(I'm a fool.)

I couldn't get the perfect picture of me holding up the tower (which really was just so tilted, our tour guide said it's going to fall in the next 200 years!) so I did that instead. Pisa is really quaint; there's not much else to see besides the tower and its accompanying cathedral and baptistry. We climbed the 294 steps to the top of the tower and got to look out on all of the town and the surrounding mountains.

(view from the top of the tower)
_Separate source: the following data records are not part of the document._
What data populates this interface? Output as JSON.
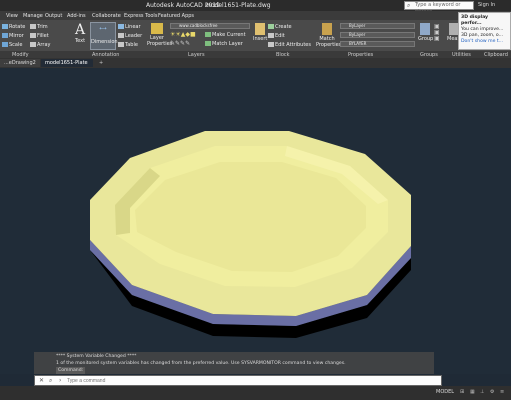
{
  "app": {
    "title": "Autodesk AutoCAD 2019",
    "file": "model1651-Plate.dwg"
  },
  "search": {
    "placeholder": "Type a keyword or phrase",
    "sign_in": "Sign In"
  },
  "menu": [
    "View",
    "Manage",
    "Output",
    "Add-ins",
    "Collaborate",
    "Express Tools",
    "Featured Apps"
  ],
  "modify": {
    "rotate": "Rotate",
    "trim": "Trim",
    "mirror": "Mirror",
    "fillet": "Fillet",
    "scale": "Scale",
    "array": "Array"
  },
  "annotation": {
    "text": "Text",
    "dimension": "Dimension",
    "linear": "Linear",
    "leader": "Leader",
    "table": "Table"
  },
  "layers": {
    "properties": "Layer Properties",
    "current": "www.cadblocksfree",
    "make_current": "Make Current",
    "match_layer": "Match Layer"
  },
  "block": {
    "insert": "Insert",
    "create": "Create",
    "edit": "Edit",
    "edit_attributes": "Edit Attributes"
  },
  "properties": {
    "match": "Match Properties",
    "color": "ByLayer",
    "linetype": "ByLayer",
    "lineweight": "BYLAYER"
  },
  "group": {
    "label": "Group"
  },
  "measure": {
    "label": "Measure"
  },
  "panels": [
    "Modify",
    "Annotation",
    "Layers",
    "Block",
    "Properties",
    "Groups",
    "Utilities",
    "Clipboard"
  ],
  "tooltip": {
    "title": "3D display perfor...",
    "line1": "You can improve...",
    "line2": "3D pan, zoom, o...",
    "link": "Don't show me t..."
  },
  "tabs": [
    "...eDrawing2",
    "model1651-Plate"
  ],
  "console": {
    "l1": "**** System Variable Changed ****",
    "l2": "1 of the monitored system variables has changed from the preferred value. Use SYSVARMONITOR command to view changes.",
    "l3": "Command:"
  },
  "command": {
    "placeholder": "Type a command"
  },
  "status": {
    "model": "MODEL"
  }
}
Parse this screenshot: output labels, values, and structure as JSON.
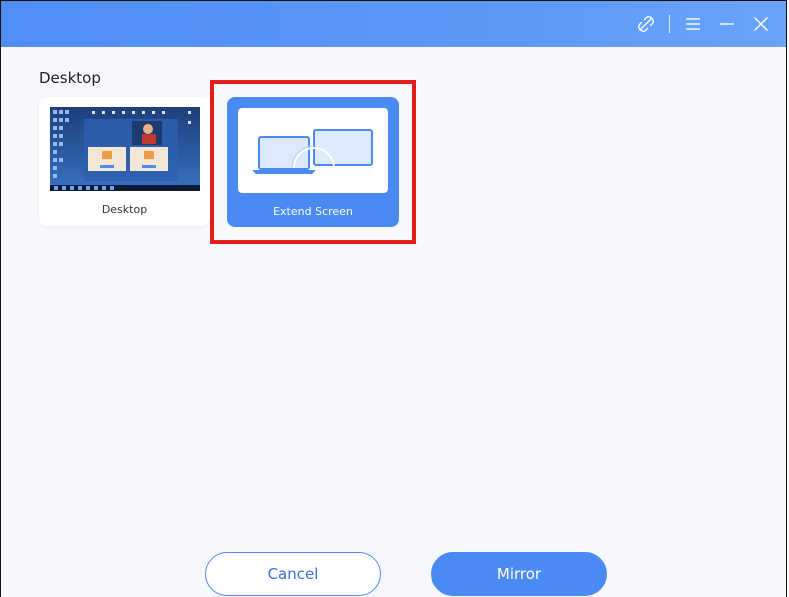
{
  "titlebar": {
    "icons": [
      "unlink-icon",
      "menu-icon",
      "minimize-icon",
      "close-icon"
    ]
  },
  "section": {
    "title": "Desktop"
  },
  "cards": {
    "desktop": {
      "label": "Desktop"
    },
    "extend": {
      "label": "Extend Screen",
      "selected": true
    }
  },
  "buttons": {
    "cancel": "Cancel",
    "mirror": "Mirror"
  },
  "colors": {
    "accent": "#4a8af3",
    "titlebar": "#5a98f8",
    "highlight": "#e51c1c",
    "background": "#f6f8fc"
  }
}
There isn't anything else to say really; it was beautiful, we ate decent pizza, and got back on the bus to head to our hotel in Montecatini Terme (a little village in between Pisa and Florence). Saturday we arrived in Florence at around 10 and had a walking tour first. We saw the Duomo and its cathedral and bell tower, a copy of the David, the Ponte Vecchio, and lots of leather (obviously the most important part).

(gorgeous apartments along the Arno)
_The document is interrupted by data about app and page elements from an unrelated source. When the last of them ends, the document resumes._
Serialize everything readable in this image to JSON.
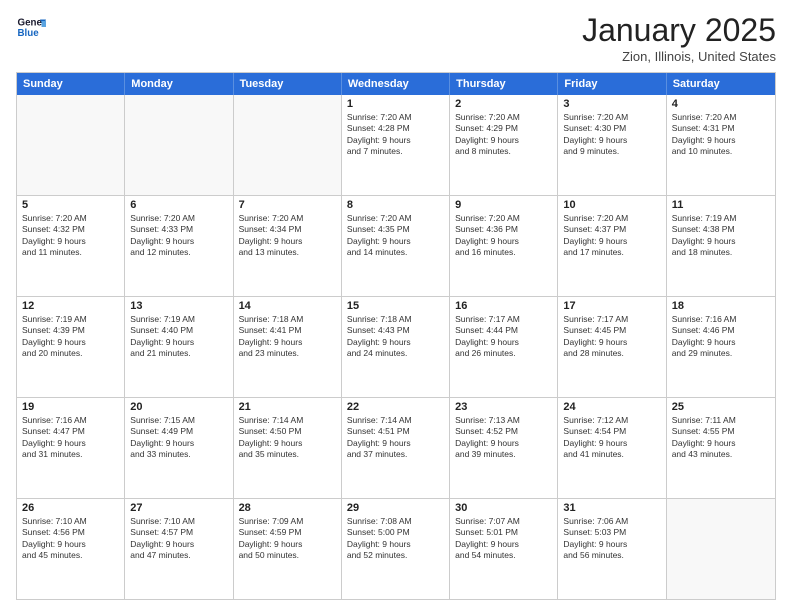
{
  "header": {
    "logo_line1": "General",
    "logo_line2": "Blue",
    "month_title": "January 2025",
    "location": "Zion, Illinois, United States"
  },
  "days_of_week": [
    "Sunday",
    "Monday",
    "Tuesday",
    "Wednesday",
    "Thursday",
    "Friday",
    "Saturday"
  ],
  "weeks": [
    [
      {
        "day": "",
        "info": ""
      },
      {
        "day": "",
        "info": ""
      },
      {
        "day": "",
        "info": ""
      },
      {
        "day": "1",
        "info": "Sunrise: 7:20 AM\nSunset: 4:28 PM\nDaylight: 9 hours\nand 7 minutes."
      },
      {
        "day": "2",
        "info": "Sunrise: 7:20 AM\nSunset: 4:29 PM\nDaylight: 9 hours\nand 8 minutes."
      },
      {
        "day": "3",
        "info": "Sunrise: 7:20 AM\nSunset: 4:30 PM\nDaylight: 9 hours\nand 9 minutes."
      },
      {
        "day": "4",
        "info": "Sunrise: 7:20 AM\nSunset: 4:31 PM\nDaylight: 9 hours\nand 10 minutes."
      }
    ],
    [
      {
        "day": "5",
        "info": "Sunrise: 7:20 AM\nSunset: 4:32 PM\nDaylight: 9 hours\nand 11 minutes."
      },
      {
        "day": "6",
        "info": "Sunrise: 7:20 AM\nSunset: 4:33 PM\nDaylight: 9 hours\nand 12 minutes."
      },
      {
        "day": "7",
        "info": "Sunrise: 7:20 AM\nSunset: 4:34 PM\nDaylight: 9 hours\nand 13 minutes."
      },
      {
        "day": "8",
        "info": "Sunrise: 7:20 AM\nSunset: 4:35 PM\nDaylight: 9 hours\nand 14 minutes."
      },
      {
        "day": "9",
        "info": "Sunrise: 7:20 AM\nSunset: 4:36 PM\nDaylight: 9 hours\nand 16 minutes."
      },
      {
        "day": "10",
        "info": "Sunrise: 7:20 AM\nSunset: 4:37 PM\nDaylight: 9 hours\nand 17 minutes."
      },
      {
        "day": "11",
        "info": "Sunrise: 7:19 AM\nSunset: 4:38 PM\nDaylight: 9 hours\nand 18 minutes."
      }
    ],
    [
      {
        "day": "12",
        "info": "Sunrise: 7:19 AM\nSunset: 4:39 PM\nDaylight: 9 hours\nand 20 minutes."
      },
      {
        "day": "13",
        "info": "Sunrise: 7:19 AM\nSunset: 4:40 PM\nDaylight: 9 hours\nand 21 minutes."
      },
      {
        "day": "14",
        "info": "Sunrise: 7:18 AM\nSunset: 4:41 PM\nDaylight: 9 hours\nand 23 minutes."
      },
      {
        "day": "15",
        "info": "Sunrise: 7:18 AM\nSunset: 4:43 PM\nDaylight: 9 hours\nand 24 minutes."
      },
      {
        "day": "16",
        "info": "Sunrise: 7:17 AM\nSunset: 4:44 PM\nDaylight: 9 hours\nand 26 minutes."
      },
      {
        "day": "17",
        "info": "Sunrise: 7:17 AM\nSunset: 4:45 PM\nDaylight: 9 hours\nand 28 minutes."
      },
      {
        "day": "18",
        "info": "Sunrise: 7:16 AM\nSunset: 4:46 PM\nDaylight: 9 hours\nand 29 minutes."
      }
    ],
    [
      {
        "day": "19",
        "info": "Sunrise: 7:16 AM\nSunset: 4:47 PM\nDaylight: 9 hours\nand 31 minutes."
      },
      {
        "day": "20",
        "info": "Sunrise: 7:15 AM\nSunset: 4:49 PM\nDaylight: 9 hours\nand 33 minutes."
      },
      {
        "day": "21",
        "info": "Sunrise: 7:14 AM\nSunset: 4:50 PM\nDaylight: 9 hours\nand 35 minutes."
      },
      {
        "day": "22",
        "info": "Sunrise: 7:14 AM\nSunset: 4:51 PM\nDaylight: 9 hours\nand 37 minutes."
      },
      {
        "day": "23",
        "info": "Sunrise: 7:13 AM\nSunset: 4:52 PM\nDaylight: 9 hours\nand 39 minutes."
      },
      {
        "day": "24",
        "info": "Sunrise: 7:12 AM\nSunset: 4:54 PM\nDaylight: 9 hours\nand 41 minutes."
      },
      {
        "day": "25",
        "info": "Sunrise: 7:11 AM\nSunset: 4:55 PM\nDaylight: 9 hours\nand 43 minutes."
      }
    ],
    [
      {
        "day": "26",
        "info": "Sunrise: 7:10 AM\nSunset: 4:56 PM\nDaylight: 9 hours\nand 45 minutes."
      },
      {
        "day": "27",
        "info": "Sunrise: 7:10 AM\nSunset: 4:57 PM\nDaylight: 9 hours\nand 47 minutes."
      },
      {
        "day": "28",
        "info": "Sunrise: 7:09 AM\nSunset: 4:59 PM\nDaylight: 9 hours\nand 50 minutes."
      },
      {
        "day": "29",
        "info": "Sunrise: 7:08 AM\nSunset: 5:00 PM\nDaylight: 9 hours\nand 52 minutes."
      },
      {
        "day": "30",
        "info": "Sunrise: 7:07 AM\nSunset: 5:01 PM\nDaylight: 9 hours\nand 54 minutes."
      },
      {
        "day": "31",
        "info": "Sunrise: 7:06 AM\nSunset: 5:03 PM\nDaylight: 9 hours\nand 56 minutes."
      },
      {
        "day": "",
        "info": ""
      }
    ]
  ]
}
(Me and Mal, it was windy)

After the tour, we were torn between our growling stomachs and our desire to purchase all the leather in the entire city. Our stomach's won, as per usual. We went to this restaurant our guide recommended, Trattoria Ponte Vecchio along the river. I was brave and had pappardelle with boar! It tasted a lot like regular bolognese, just a bit smoother, if that makes sense.

After lunch we took an obscene amount of pictures on one of the bridges and then headed over to the leather market. It's very similar to any other open air market, except most of the stuff is real. Naturally I couldn't decide what I wanted, since I don't wear belts or gloves, and even though I'd love a brown leather jacket it wasn't necessary, and I already have a great wallet. So, even though I definitely don't need it, I got another bag. It's grey leather and really structured and perfect for an internship or just when I feel like looking like a grown up. Then, after shmying around for hours, it was gelato time (as it is every day at around 4 o'clock). Rachel (who's studying in Florence) took us to this place along the river, Santa Trinita Gelateria. It's all artiginale, which means that it's homemade. 
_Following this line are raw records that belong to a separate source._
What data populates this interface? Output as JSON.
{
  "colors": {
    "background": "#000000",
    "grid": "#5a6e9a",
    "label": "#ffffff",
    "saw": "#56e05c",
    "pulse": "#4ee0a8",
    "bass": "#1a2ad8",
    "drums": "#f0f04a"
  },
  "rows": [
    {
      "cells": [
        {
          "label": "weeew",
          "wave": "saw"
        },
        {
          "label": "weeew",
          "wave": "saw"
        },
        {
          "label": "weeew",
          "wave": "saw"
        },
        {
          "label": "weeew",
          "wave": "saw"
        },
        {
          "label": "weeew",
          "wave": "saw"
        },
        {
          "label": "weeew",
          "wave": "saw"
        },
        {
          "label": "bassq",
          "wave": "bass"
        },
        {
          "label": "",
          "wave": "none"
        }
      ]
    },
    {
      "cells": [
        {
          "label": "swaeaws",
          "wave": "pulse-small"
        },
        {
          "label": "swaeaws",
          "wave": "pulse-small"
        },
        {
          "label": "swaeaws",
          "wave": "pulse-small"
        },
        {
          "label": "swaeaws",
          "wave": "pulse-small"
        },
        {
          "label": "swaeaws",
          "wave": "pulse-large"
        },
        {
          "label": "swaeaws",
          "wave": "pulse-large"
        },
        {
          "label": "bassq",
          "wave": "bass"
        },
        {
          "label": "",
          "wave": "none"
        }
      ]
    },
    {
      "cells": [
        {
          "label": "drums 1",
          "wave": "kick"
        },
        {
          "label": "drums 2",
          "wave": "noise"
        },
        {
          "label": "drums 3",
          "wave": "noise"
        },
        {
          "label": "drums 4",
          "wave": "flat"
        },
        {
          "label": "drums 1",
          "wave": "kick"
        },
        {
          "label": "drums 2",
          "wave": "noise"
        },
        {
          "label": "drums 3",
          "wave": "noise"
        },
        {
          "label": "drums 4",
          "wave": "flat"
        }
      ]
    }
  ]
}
I got half their signature flavor, mascarpone cream with nutella (on the left), and cookies on the right. Now, I know I say this every time I post about gelato, but THIS was the best gelato I've had so far. And I'm totally not a vanilla girl, so you know that this must have been the most superior gelato. We sat with our cones on the bridge in the sun, overlooking the river, and I had to photograph this...

just written on the side of the bridge. I don't know about ever, because that's a pretty strong statement, but I'd say it's definitely up there. Florence is great, I can't wait to go back with my parents in a few weeks! Maybe I'll get that leather jacket then...